Open access in the age of surveillance technology: Fighting for ground in the public imagination Dr. Erin Glass, University of California San Diego
Does the influence of surveillance technology in our academic and everyday information practices have any bearing on the open access movement? How might the open access movement fruitfully respond to these issues in ways that deepen its purpose while further serving the academic community and the broader public? In this talk, I show how the growing dominance of surveillance technology, or technology whose business models are based on monitoring and controlling of user behavior, threatens to exploit and undermine the goals and existing achievements of the open access movement. At the same time, however, I argue that an expanded vision of the open access mission could provide a powerful intellectual and political framework for resisting and transforming surveillant information systems in academia and more broadly. I suggest that some of the challenges in advancing more just and equitable information practices stem from the lack of representation of alternatives in popular culture, and consider how other movements use cultural and symbolic production to bring their values to the mainstream. Using examples from poetry, art, fiction, and television, I show how creative practices might help scholarly and public communities work together to imagine, motivate, and build more equitable and democratic global information systems.
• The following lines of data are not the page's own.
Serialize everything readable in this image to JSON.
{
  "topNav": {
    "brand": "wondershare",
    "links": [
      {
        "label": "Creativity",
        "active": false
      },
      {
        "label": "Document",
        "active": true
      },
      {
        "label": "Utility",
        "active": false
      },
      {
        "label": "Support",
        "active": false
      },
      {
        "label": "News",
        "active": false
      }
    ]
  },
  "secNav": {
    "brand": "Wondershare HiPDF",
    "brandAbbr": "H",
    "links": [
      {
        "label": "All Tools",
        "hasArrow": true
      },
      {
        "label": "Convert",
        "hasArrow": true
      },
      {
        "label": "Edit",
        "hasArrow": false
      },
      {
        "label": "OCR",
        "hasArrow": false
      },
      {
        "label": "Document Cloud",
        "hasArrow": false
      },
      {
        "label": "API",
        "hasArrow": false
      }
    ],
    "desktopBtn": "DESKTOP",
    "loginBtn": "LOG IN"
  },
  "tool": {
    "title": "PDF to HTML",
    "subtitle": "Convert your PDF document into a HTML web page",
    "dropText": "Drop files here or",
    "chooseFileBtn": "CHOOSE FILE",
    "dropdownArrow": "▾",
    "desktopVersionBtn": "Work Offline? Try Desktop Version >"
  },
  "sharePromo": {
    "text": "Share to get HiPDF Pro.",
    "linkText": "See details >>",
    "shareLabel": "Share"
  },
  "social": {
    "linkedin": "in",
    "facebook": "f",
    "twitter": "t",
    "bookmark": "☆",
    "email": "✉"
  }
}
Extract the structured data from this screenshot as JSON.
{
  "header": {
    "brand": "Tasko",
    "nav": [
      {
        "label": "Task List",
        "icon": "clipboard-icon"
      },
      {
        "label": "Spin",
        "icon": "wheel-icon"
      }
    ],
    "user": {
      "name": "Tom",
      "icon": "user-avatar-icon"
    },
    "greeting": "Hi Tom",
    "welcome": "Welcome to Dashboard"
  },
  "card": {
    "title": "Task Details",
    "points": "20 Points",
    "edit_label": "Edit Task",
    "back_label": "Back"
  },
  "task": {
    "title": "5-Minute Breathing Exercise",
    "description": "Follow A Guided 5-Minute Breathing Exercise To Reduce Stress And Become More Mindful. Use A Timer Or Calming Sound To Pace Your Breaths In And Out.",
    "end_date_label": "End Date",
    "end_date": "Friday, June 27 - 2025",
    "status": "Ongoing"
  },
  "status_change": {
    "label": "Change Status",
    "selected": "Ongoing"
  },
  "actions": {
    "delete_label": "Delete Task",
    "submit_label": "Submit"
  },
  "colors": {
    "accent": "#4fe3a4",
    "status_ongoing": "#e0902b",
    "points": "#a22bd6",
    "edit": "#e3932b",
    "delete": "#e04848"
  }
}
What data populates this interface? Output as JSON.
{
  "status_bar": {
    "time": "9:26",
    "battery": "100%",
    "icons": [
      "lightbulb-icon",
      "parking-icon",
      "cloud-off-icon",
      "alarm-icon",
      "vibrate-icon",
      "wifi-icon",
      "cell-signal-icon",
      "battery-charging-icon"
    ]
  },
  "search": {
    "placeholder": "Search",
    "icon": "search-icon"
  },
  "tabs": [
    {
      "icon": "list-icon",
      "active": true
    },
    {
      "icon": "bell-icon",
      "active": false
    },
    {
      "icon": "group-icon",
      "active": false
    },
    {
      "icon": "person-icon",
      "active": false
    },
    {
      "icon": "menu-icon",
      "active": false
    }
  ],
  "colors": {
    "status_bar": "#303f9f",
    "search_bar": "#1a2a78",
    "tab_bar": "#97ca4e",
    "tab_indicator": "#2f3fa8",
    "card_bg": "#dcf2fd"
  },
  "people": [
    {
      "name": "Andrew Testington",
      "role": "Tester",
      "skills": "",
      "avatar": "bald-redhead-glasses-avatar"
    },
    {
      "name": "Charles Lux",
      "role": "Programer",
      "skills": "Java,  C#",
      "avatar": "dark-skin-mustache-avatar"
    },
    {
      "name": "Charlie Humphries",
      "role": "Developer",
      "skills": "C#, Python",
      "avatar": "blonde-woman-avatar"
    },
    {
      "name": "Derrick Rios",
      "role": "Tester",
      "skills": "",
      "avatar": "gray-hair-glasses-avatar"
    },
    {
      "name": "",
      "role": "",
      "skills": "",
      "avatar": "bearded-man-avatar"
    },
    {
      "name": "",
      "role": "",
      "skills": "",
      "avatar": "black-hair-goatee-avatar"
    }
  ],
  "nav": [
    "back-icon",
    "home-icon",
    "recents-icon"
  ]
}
Dr. Erin Glass is the Digital Scholarship Librarian at UC San Diego, where she facilitates the Digital Humanities Research Group. Her work focuses on using digital tools and social practices to make education and knowledge production more democratic, collaborative, and publicly engaged.